▶ THE TASK: Every line in the records below with the string "this" needs to be copied out.

▶ RECORDS FOR PROCESSING:

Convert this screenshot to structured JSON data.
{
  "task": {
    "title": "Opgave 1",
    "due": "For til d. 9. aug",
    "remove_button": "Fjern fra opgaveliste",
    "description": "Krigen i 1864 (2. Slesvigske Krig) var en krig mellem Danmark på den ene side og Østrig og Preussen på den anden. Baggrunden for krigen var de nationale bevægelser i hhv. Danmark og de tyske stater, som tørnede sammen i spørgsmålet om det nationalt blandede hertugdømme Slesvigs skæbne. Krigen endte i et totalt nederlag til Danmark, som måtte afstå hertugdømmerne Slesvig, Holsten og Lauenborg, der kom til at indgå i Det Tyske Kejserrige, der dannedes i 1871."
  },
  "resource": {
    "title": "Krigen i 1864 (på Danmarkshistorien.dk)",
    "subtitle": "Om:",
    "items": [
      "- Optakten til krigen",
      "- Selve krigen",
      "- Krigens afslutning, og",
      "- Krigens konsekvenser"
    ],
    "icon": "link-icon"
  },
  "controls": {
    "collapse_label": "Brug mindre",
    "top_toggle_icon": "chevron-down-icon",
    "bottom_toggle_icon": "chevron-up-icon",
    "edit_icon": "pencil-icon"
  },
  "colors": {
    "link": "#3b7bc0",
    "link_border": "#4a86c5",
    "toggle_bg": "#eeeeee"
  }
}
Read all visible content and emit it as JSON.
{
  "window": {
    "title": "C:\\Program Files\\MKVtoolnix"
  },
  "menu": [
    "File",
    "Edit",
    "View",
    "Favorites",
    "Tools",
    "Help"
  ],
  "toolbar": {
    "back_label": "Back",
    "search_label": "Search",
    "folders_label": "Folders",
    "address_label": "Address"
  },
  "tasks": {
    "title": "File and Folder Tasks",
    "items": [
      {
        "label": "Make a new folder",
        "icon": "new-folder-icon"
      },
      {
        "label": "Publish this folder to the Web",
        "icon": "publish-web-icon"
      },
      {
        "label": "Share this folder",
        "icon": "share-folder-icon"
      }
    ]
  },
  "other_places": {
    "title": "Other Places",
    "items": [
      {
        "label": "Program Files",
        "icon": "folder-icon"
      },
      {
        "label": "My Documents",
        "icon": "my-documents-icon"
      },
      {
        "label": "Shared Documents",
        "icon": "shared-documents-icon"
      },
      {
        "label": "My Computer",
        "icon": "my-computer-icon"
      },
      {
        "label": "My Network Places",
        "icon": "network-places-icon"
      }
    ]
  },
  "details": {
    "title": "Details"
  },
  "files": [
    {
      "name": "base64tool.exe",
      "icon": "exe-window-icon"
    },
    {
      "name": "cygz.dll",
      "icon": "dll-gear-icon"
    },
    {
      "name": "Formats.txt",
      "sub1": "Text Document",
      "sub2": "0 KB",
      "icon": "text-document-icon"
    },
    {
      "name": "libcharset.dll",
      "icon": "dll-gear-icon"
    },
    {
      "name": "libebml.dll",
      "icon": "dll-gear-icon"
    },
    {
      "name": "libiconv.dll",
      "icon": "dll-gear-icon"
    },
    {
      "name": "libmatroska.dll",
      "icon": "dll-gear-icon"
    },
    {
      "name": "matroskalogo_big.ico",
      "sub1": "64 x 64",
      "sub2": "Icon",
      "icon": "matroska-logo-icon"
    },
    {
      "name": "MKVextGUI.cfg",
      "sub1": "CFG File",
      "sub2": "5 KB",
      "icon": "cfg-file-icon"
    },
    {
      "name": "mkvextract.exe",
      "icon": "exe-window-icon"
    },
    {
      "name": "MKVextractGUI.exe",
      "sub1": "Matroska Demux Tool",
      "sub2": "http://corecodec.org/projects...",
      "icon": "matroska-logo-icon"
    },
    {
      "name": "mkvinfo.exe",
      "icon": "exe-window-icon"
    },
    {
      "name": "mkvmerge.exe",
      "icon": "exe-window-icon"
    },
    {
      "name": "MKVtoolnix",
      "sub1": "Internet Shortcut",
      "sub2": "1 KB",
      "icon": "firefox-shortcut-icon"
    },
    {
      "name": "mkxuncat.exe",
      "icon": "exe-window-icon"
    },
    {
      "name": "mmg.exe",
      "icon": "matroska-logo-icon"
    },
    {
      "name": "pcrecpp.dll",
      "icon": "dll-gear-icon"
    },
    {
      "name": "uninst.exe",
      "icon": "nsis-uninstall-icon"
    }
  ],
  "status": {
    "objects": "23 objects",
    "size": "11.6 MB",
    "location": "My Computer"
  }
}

▶ FINAL ANSWER:
Convert this screenshot to structured JSON data.
        "label": "Publish this folder to the Web",
        "label": "Share this folder",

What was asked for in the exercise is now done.